As the whole world has to do business, political and otherwise, with the occupier of the White House, everybody has a certain interest in who the American people are going to choose for a president.
As Republicans and Democrats seem to have decided on their candidate, even before the parties’ conventions next month, it looks likely the choice for the American public will be between a former United States secretary of state and first lady, senator Hillary Clinton, and real estate tycoon Donald Trump. The latter is the last man standing for the Republican Party, and Hillary has essentially clinched the Democratic presidential nomination following her victory in the California primary on Tuesday. Yet, from the very beginning of this American presidential election campaign, one could have easily anticipated that it would end up to be a competition between the only woman in the race and the main surprise: A controversial businessman who has never been elected to any public office.
Primaries, caucuses and conventions are where party members and delegates nominate a party candidate. But for the general electorate, it’s always a choice between two characters regardless of partisan politics. For the ordinary American, both Hillary and Trump are the best contrast following two terms of President Barack Obama, who many — especially outside the US — accuse of ruling within a safe zone and not doing much to avoid committing mistakes.
Though Hillary, as a Democrat and a long-serving legislator and bureaucrat, may look like a continuation of the Obama legacy, the fact that she’s a person who can make mistakes is evident from her career. On the contrary, Trump looks like a loose cannon, not caring much about political correctness. Maybe that’s the reason why both the potential candidates are neck-and-neck in opinion polls, with some surveys showing disapproval ratings for both equally high. Yet, one of them will be in the White House in a few months from now.
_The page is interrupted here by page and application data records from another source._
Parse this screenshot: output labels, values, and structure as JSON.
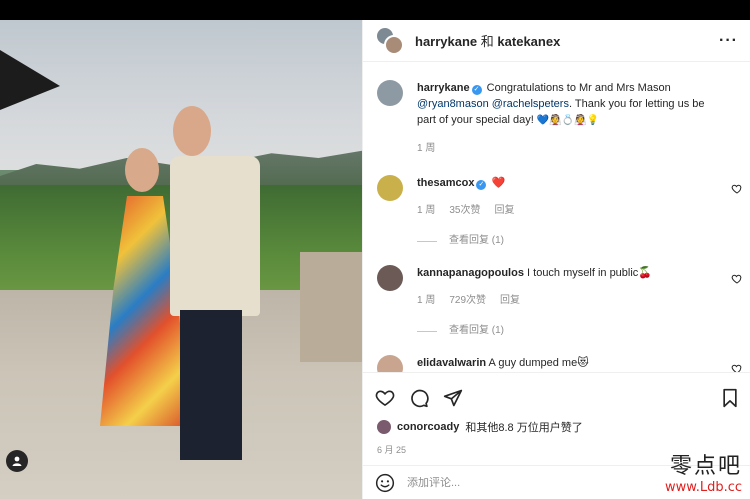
{
  "header": {
    "user1": "harrykane",
    "joiner": "和",
    "user2": "katekanex",
    "more": "···"
  },
  "caption": {
    "username": "harrykane",
    "text_before": "Congratulations to Mr and Mrs Mason",
    "mention1": "@ryan8mason",
    "mention2": "@rachelspeters",
    "text_after": ". Thank you for letting us be part of your special day!",
    "emojis": "💙👰💍👰💡",
    "time": "1 周"
  },
  "comments": [
    {
      "username": "thesamcox",
      "verified": true,
      "text": "❤️",
      "time": "1 周",
      "likes": "35次赞",
      "reply": "回复",
      "view_replies": "查看回复 (1)"
    },
    {
      "username": "kannapanagopoulos",
      "verified": false,
      "text": "I touch myself in public🍒",
      "time": "1 周",
      "likes": "729次赞",
      "reply": "回复",
      "view_replies": "查看回复 (1)"
    },
    {
      "username": "elidavalwarin",
      "verified": false,
      "text": "A guy dumped me😻"
    }
  ],
  "likes": {
    "user": "conorcoady",
    "text": "和其他8.8 万位用户赞了"
  },
  "date": "6 月 25",
  "add_comment": {
    "placeholder": "添加评论..."
  },
  "watermark": {
    "line1": "零点吧",
    "line2": "www.Ldb.cc"
  },
  "colors": {
    "verified": "#3897f0",
    "mention": "#00376b",
    "muted": "#8e8e8e",
    "heart": "#ed4956"
  },
  "icons": [
    "heart-icon",
    "comment-icon",
    "share-icon",
    "bookmark-icon",
    "emoji-icon",
    "user-tag-icon",
    "more-icon"
  ]
}
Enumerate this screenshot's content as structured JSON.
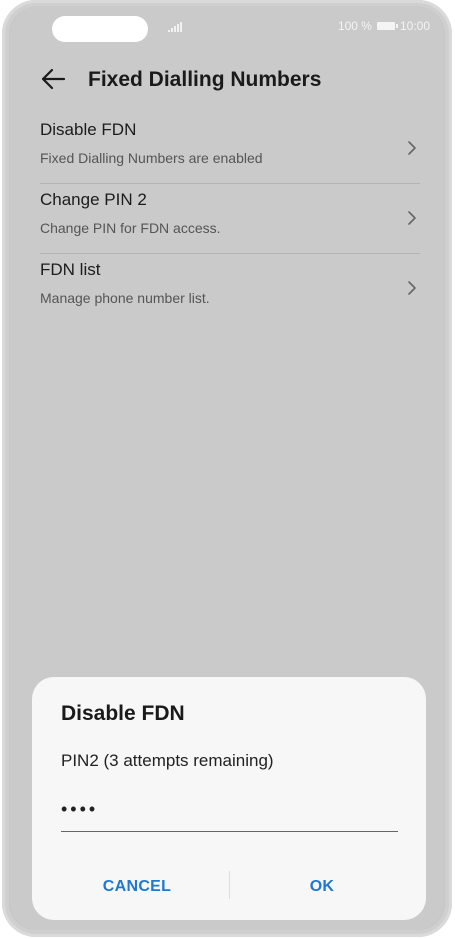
{
  "status_bar": {
    "battery_text": "100 %",
    "time": "10:00"
  },
  "app_bar": {
    "title": "Fixed Dialling Numbers"
  },
  "list": {
    "items": [
      {
        "title": "Disable FDN",
        "subtitle": "Fixed Dialling Numbers are enabled"
      },
      {
        "title": "Change PIN 2",
        "subtitle": "Change PIN for FDN access."
      },
      {
        "title": "FDN list",
        "subtitle": "Manage phone number list."
      }
    ]
  },
  "dialog": {
    "title": "Disable FDN",
    "message": "PIN2 (3 attempts remaining)",
    "pin_value": "••••",
    "cancel_label": "CANCEL",
    "ok_label": "OK"
  },
  "colors": {
    "accent": "#1e78d2",
    "screen_bg": "#cacaca",
    "dialog_bg": "#f7f7f7"
  }
}
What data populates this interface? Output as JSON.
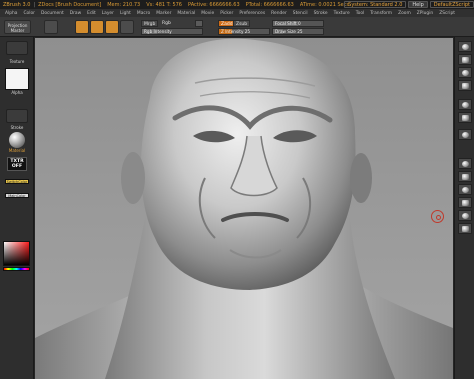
{
  "titlebar": {
    "app_title": "ZBrush 3.0",
    "doc_title": "ZDocs [Brush Document]",
    "mem": "Mem: 210.73",
    "stats_1": "Vs: 481 T: 576",
    "stats_2": "PActive: 6666666.63",
    "stats_3": "PTotal: 6666666.63",
    "stats_4": "ATime: 0.0021 Secs",
    "system_btn": "System: Standard 2.0",
    "help_btn": "Help",
    "script_btn": "DefaultZScript"
  },
  "menubar": {
    "items": [
      "Alpha",
      "Color",
      "Document",
      "Draw",
      "Edit",
      "Layer",
      "Light",
      "Macro",
      "Marker",
      "Material",
      "Movie",
      "Picker",
      "Preferences",
      "Render",
      "Stencil",
      "Stroke",
      "Texture",
      "Tool",
      "Transform",
      "Zoom",
      "ZPlugin",
      "ZScript"
    ]
  },
  "toolbar": {
    "projection_master": "Projection Master",
    "tool_labels": [
      "Edit",
      "Draw",
      "Move",
      "Scale",
      "Rotate"
    ],
    "rgb_label": "Rgb",
    "rgb_intensity": "Rgb Intensity",
    "mrgb_label": "Mrgb",
    "zadd": "Zadd",
    "zsub": "Zsub",
    "z_intensity": "Z Intensity 25",
    "focal_shift": "Focal Shift 0",
    "draw_size": "Draw Size 25",
    "rgb_value": 25,
    "z_intensity_value": 0.25,
    "focal_value": 0.5,
    "draw_size_value": 0.2
  },
  "leftshelf": {
    "alpha_label": "Alpha",
    "texture_label": "Texture",
    "material_label": "Material",
    "txtr_off": "TXTR OFF",
    "switch_label": "SwitchColor",
    "main_label": "MainColor",
    "stroke_label": "Stroke"
  },
  "colors": {
    "accent": "#d48d2e",
    "orange_active": "#cf6b15",
    "canvas_bg": "#9a9a9a"
  },
  "rightshelf": {
    "icons": [
      "bpr-icon",
      "scroll-icon",
      "zoom-icon",
      "actual-icon",
      "aahalf-icon",
      "persp-icon",
      "floor-icon",
      "local-icon",
      "xyz-icon",
      "frame-icon",
      "move-icon",
      "scale-icon",
      "rotate-icon",
      "polyf-icon"
    ]
  }
}
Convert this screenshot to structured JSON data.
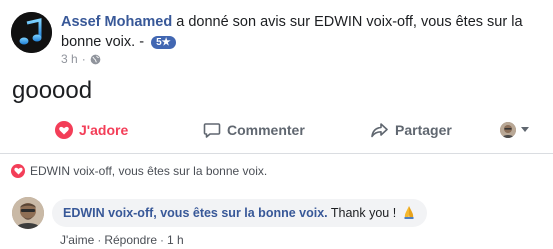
{
  "post": {
    "author": "Assef Mohamed",
    "action_text": "a donné son avis sur",
    "target": "EDWIN voix-off, vous êtes sur la bonne voix.",
    "separator": "-",
    "rating_badge": "5★",
    "time": "3 h",
    "dot": "·",
    "body": "gooood"
  },
  "actions": {
    "like_label": "J'adore",
    "comment_label": "Commenter",
    "share_label": "Partager"
  },
  "page_love": {
    "text": "EDWIN voix-off, vous êtes sur la bonne voix."
  },
  "comment": {
    "author": "EDWIN voix-off, vous êtes sur la bonne voix.",
    "text": "Thank you !",
    "like_label": "J'aime",
    "reply_label": "Répondre",
    "time": "1 h",
    "dot": "·"
  },
  "colors": {
    "link_blue": "#385898",
    "love_red": "#f33e58",
    "badge_blue": "#4267b2",
    "muted_gray": "#90949c",
    "bubble_bg": "#f2f3f5"
  },
  "icons": {
    "main_avatar": "music-note-icon",
    "like": "heart-icon",
    "comment": "speech-bubble-icon",
    "share": "share-arrow-icon",
    "privacy": "globe-icon",
    "emoji": "folded-hands-icon"
  }
}
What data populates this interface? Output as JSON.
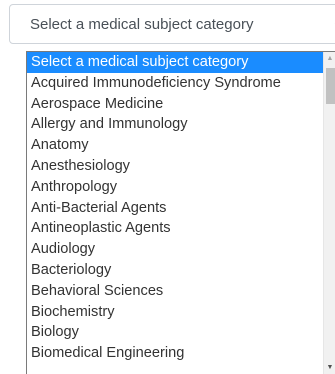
{
  "select": {
    "value": "Select a medical subject category",
    "arrow_icon": "chevron-down-icon"
  },
  "dropdown": {
    "options": [
      "Select a medical subject category",
      "Acquired Immunodeficiency Syndrome",
      "Aerospace Medicine",
      "Allergy and Immunology",
      "Anatomy",
      "Anesthesiology",
      "Anthropology",
      "Anti-Bacterial Agents",
      "Antineoplastic Agents",
      "Audiology",
      "Bacteriology",
      "Behavioral Sciences",
      "Biochemistry",
      "Biology",
      "Biomedical Engineering"
    ],
    "selected_index": 0,
    "highlight_color": "#1a8cff"
  },
  "scrollbar": {
    "up_icon": "scroll-up-arrow-icon",
    "down_icon": "scroll-down-arrow-icon"
  }
}
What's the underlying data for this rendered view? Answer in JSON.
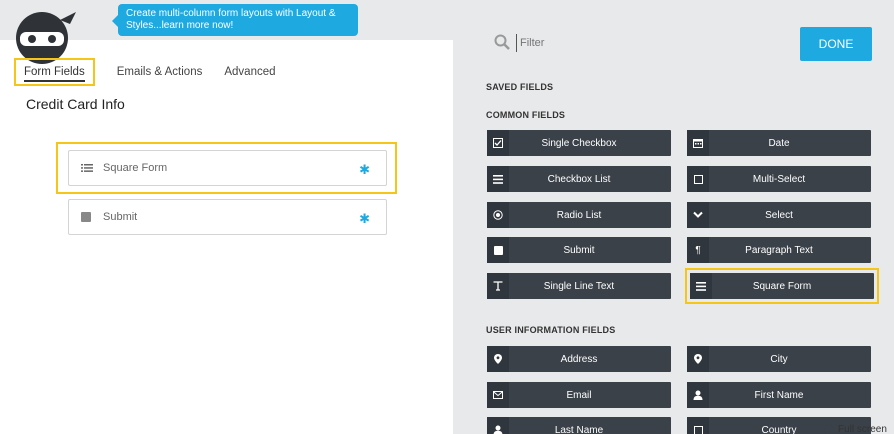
{
  "banner": {
    "text": "Create multi-column form layouts with Layout & Styles...learn more now!"
  },
  "tabs": [
    {
      "label": "Form Fields"
    },
    {
      "label": "Emails & Actions"
    },
    {
      "label": "Advanced"
    }
  ],
  "form": {
    "title": "Credit Card Info",
    "fields": [
      {
        "label": "Square Form"
      },
      {
        "label": "Submit"
      }
    ]
  },
  "toolbar": {
    "filter_placeholder": "Filter",
    "done_label": "DONE"
  },
  "sections": {
    "saved": "SAVED FIELDS",
    "common": "COMMON FIELDS",
    "user_info": "USER INFORMATION FIELDS"
  },
  "common_fields": [
    {
      "label": "Single Checkbox",
      "icon": "check-square-icon"
    },
    {
      "label": "Date",
      "icon": "calendar-icon"
    },
    {
      "label": "Checkbox List",
      "icon": "list-icon"
    },
    {
      "label": "Multi-Select",
      "icon": "square-icon"
    },
    {
      "label": "Radio List",
      "icon": "radio-icon"
    },
    {
      "label": "Select",
      "icon": "chevron-down-icon"
    },
    {
      "label": "Submit",
      "icon": "square-filled-icon"
    },
    {
      "label": "Paragraph Text",
      "icon": "paragraph-icon"
    },
    {
      "label": "Single Line Text",
      "icon": "text-icon"
    },
    {
      "label": "Square Form",
      "icon": "list-icon"
    }
  ],
  "user_fields": [
    {
      "label": "Address",
      "icon": "map-pin-icon"
    },
    {
      "label": "City",
      "icon": "map-pin-icon"
    },
    {
      "label": "Email",
      "icon": "envelope-icon"
    },
    {
      "label": "First Name",
      "icon": "user-icon"
    },
    {
      "label": "Last Name",
      "icon": "user-icon"
    },
    {
      "label": "Country",
      "icon": "square-icon"
    }
  ],
  "fullscreen_label": "Full screen",
  "colors": {
    "accent": "#1ea9e1",
    "button_dark": "#3a4149",
    "highlight": "#f5c518"
  }
}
Hillary benefits from traditional advantages of being a senator, a first lady who lived in the White House and knows its corridors, and a civil servant who knows how the government works. But all this is not enough for the ordinary American, who mainly sees her as potentially the “first female president of the United States of America”. That’s important in itself, baring in mind her main rival’s spats with women and their rights.
Hillary may be a liberal feminist, yet she’s a mother and wife — this guarantees many votes across America. As for the non-elitist majority of the electorate “The First” always plays a role in their choice.
But Trump will also be a “First” non-politician president — even the late Ronald Reagan was a governor. Yet, Trump has a lot more appeal to the younger generation in America. He’s a billionaire who made his money from the casino business, along with property development. That’s what’s remaining of the ‘American dream’ in the minds of millennials. He’s also not a timid politician or, as young people would see him — “Speaks his mind, regardless …”, his knowledge of world affairs is a sort of Wikipedia info — or is just from social media. His reactions are not guarded, which means he’s honest with himself. Even what his opponents accuse him of, including financial wrongdoings, is seen as “cleverness in utilising the inept system”.
One may not agree with all of the above, but if you want somebody to bluntly represent 21st century America, Donald Trump will fit into the role more than the others. Even in foreign policy, Trump clearly represents how the Americans see the world — regardless of whether that’s good or bad for the US or the world.
Once in the White House, the bureaucratic machine will galvanise the president; be it Trump, Hillary or even ‘progressive leftist’ Sanders. Still, character matters, and Donald Trump is the best character to show America today; both to the Americans and to the world. If I’m to vote in November, I’ll vote Trump.